Find the string "Alpha" in the records. Copy every line it appears in.

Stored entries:
◆ ◆ ◆
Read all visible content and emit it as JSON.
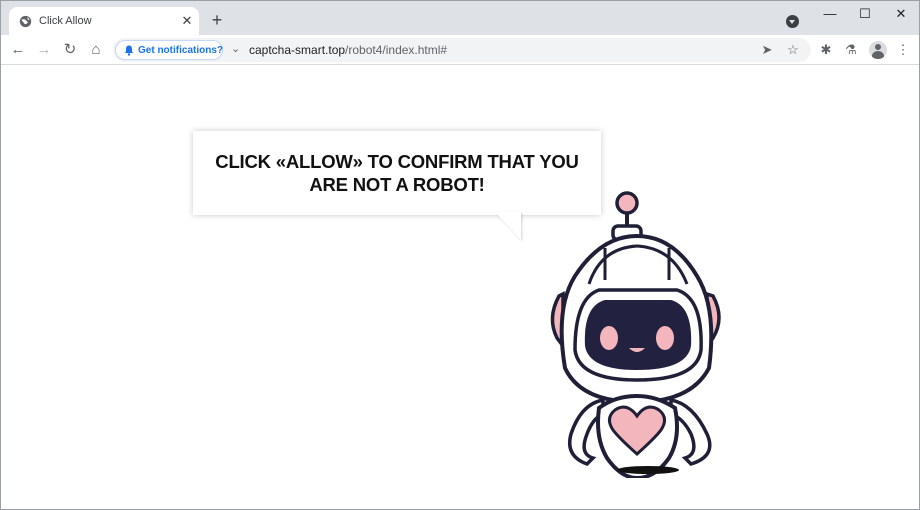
{
  "tab": {
    "title": "Click Allow",
    "close_glyph": "✕",
    "favicon": "globe-icon"
  },
  "new_tab_glyph": "+",
  "window_controls": {
    "minimize": "—",
    "maximize": "☐",
    "close": "✕"
  },
  "toolbar": {
    "back": "←",
    "forward": "→",
    "reload": "↻",
    "home": "⌂",
    "notification_chip": "Get notifications?",
    "url_host": "captcha-smart.top",
    "url_path": "/robot4/index.html#",
    "send_icon": "➤",
    "bookmark_icon": "☆",
    "extensions_icon": "✱",
    "labs_icon": "⚗",
    "menu_icon": "⋮"
  },
  "page": {
    "message_line1": "CLICK «ALLOW» TO CONFIRM THAT YOU",
    "message_line2": "ARE NOT A ROBOT!"
  },
  "colors": {
    "accent": "#1a73e8",
    "robot_outline": "#1f1f38",
    "robot_pink": "#f4b6bd",
    "robot_visor": "#222240"
  }
}
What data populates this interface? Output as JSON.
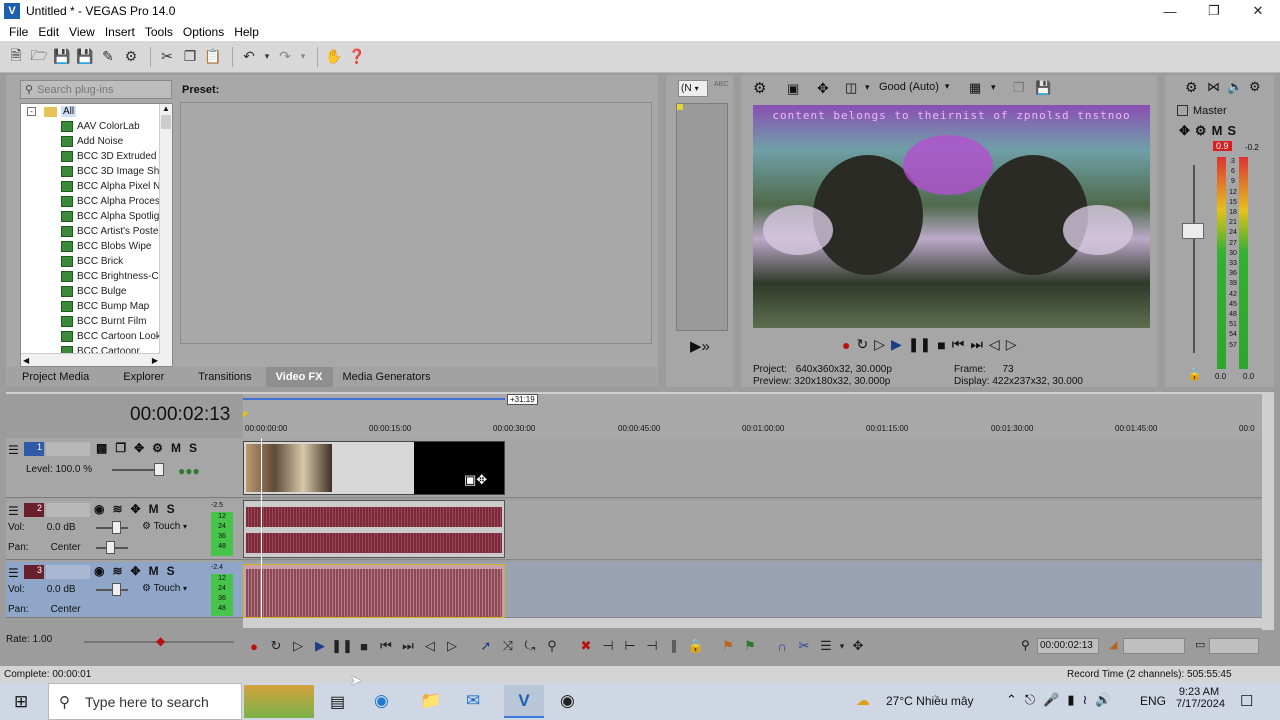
{
  "window": {
    "title": "Untitled * - VEGAS Pro 14.0",
    "app_icon_letter": "V"
  },
  "menu": [
    "File",
    "Edit",
    "View",
    "Insert",
    "Tools",
    "Options",
    "Help"
  ],
  "fx": {
    "search_placeholder": "Search plug-ins",
    "root_label": "All",
    "plugins": [
      "AAV ColorLab",
      "Add Noise",
      "BCC 3D Extruded",
      "BCC 3D Image Sha",
      "BCC Alpha Pixel N",
      "BCC Alpha Proces",
      "BCC Alpha Spotlig",
      "BCC Artist's Poste",
      "BCC Blobs Wipe",
      "BCC Brick",
      "BCC Brightness-C",
      "BCC Bulge",
      "BCC Bump Map",
      "BCC Burnt Film",
      "BCC Cartoon Look",
      "BCC Cartoonr"
    ],
    "preset_label": "Preset:"
  },
  "tabs": [
    "Project Media",
    "Explorer",
    "Transitions",
    "Video FX",
    "Media Generators"
  ],
  "active_tab": "Video FX",
  "trimmer": {
    "dropdown": "(N",
    "abc": "ABC"
  },
  "preview": {
    "quality": "Good (Auto)",
    "overlay_text": "content belongs to theirnist of zpnolsd tnstnoo",
    "project_label": "Project:",
    "project_value": "640x360x32, 30.000p",
    "preview_label": "Preview:",
    "preview_value": "320x180x32, 30.000p",
    "frame_label": "Frame:",
    "frame_value": "73",
    "display_label": "Display:",
    "display_value": "422x237x32, 30.000"
  },
  "master": {
    "label": "Master",
    "peak_left": "0.9",
    "peak_right": "-0.2",
    "scale": [
      "3",
      "6",
      "9",
      "12",
      "15",
      "18",
      "21",
      "24",
      "27",
      "30",
      "33",
      "36",
      "39",
      "42",
      "45",
      "48",
      "51",
      "54",
      "57"
    ],
    "bottom_left": "0.0",
    "bottom_right": "0.0"
  },
  "timeline": {
    "timecode": "00:00:02:13",
    "region_end": "+31:19",
    "ticks": [
      "00:00:00:00",
      "00:00:15:00",
      "00:00:30:00",
      "00:00:45:00",
      "00:01:00:00",
      "00:01:15:00",
      "00:01:30:00",
      "00:01:45:00",
      "00:0"
    ],
    "track1": {
      "number": "1",
      "level_label": "Level:",
      "level_value": "100.0 %"
    },
    "track2": {
      "number": "2",
      "vol_label": "Vol:",
      "vol_value": "0.0 dB",
      "pan_label": "Pan:",
      "pan_value": "Center",
      "mode": "Touch",
      "meter_top": "-2.5",
      "meter_scale": [
        "12",
        "24",
        "36",
        "48"
      ]
    },
    "track3": {
      "number": "3",
      "vol_label": "Vol:",
      "vol_value": "0.0 dB",
      "pan_label": "Pan:",
      "pan_value": "Center",
      "mode": "Touch",
      "meter_top": "-2.4",
      "meter_scale": [
        "12",
        "24",
        "36",
        "48"
      ]
    },
    "rate_label": "Rate: 1.00",
    "transport_timecode": "00:00:02:13"
  },
  "status": {
    "left": "Complete: 00:00:01",
    "right": "Record Time (2 channels): 505:55:45"
  },
  "taskbar": {
    "search_placeholder": "Type here to search",
    "weather": "27°C  Nhiều mây",
    "lang": "ENG",
    "time": "9:23 AM",
    "date": "7/17/2024"
  }
}
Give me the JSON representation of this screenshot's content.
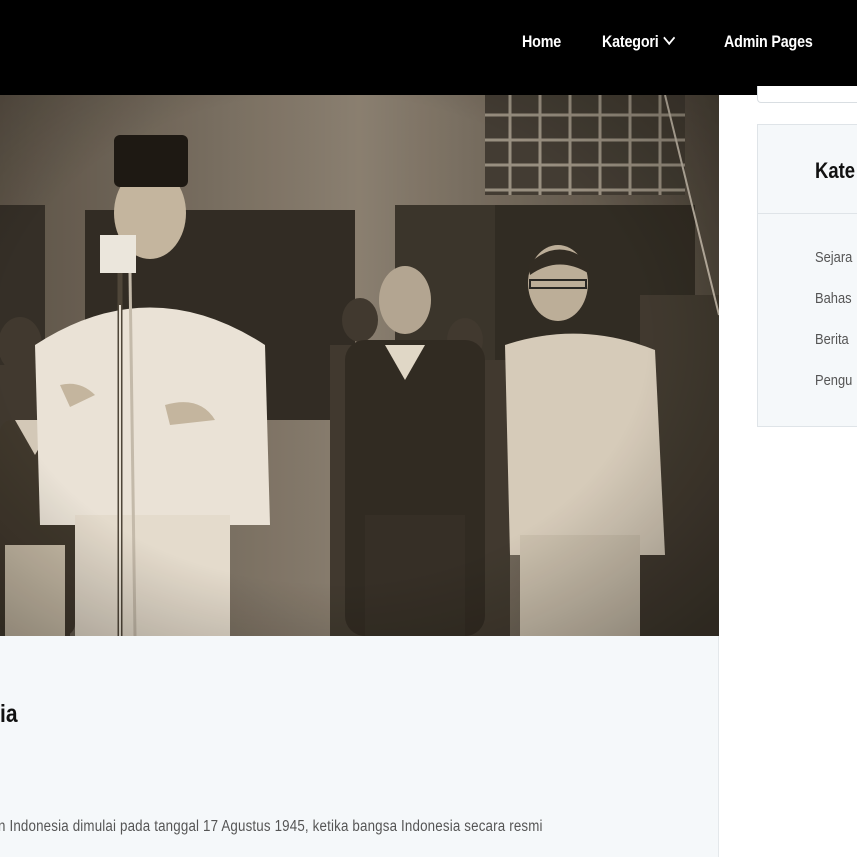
{
  "nav": {
    "items": [
      {
        "label": "Home"
      },
      {
        "label": "Kategori",
        "has_dropdown": true
      },
      {
        "label": "Admin Pages"
      }
    ]
  },
  "post": {
    "title": "ia",
    "excerpt": "n Indonesia dimulai pada tanggal 17 Agustus 1945, ketika bangsa Indonesia secara resmi"
  },
  "sidebar": {
    "widget_title": "Kate",
    "categories": [
      {
        "label": "Sejara"
      },
      {
        "label": "Bahas"
      },
      {
        "label": "Berita"
      },
      {
        "label": "Pengu"
      }
    ]
  },
  "colors": {
    "navbar_bg": "#000000",
    "content_bg": "#f5f8fa",
    "photo_tone": "sepia"
  }
}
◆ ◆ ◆
- _Written reply_:
      "BCC Alpha Pixel N",
      "BCC Alpha Proces",
      "BCC Alpha Spotlig",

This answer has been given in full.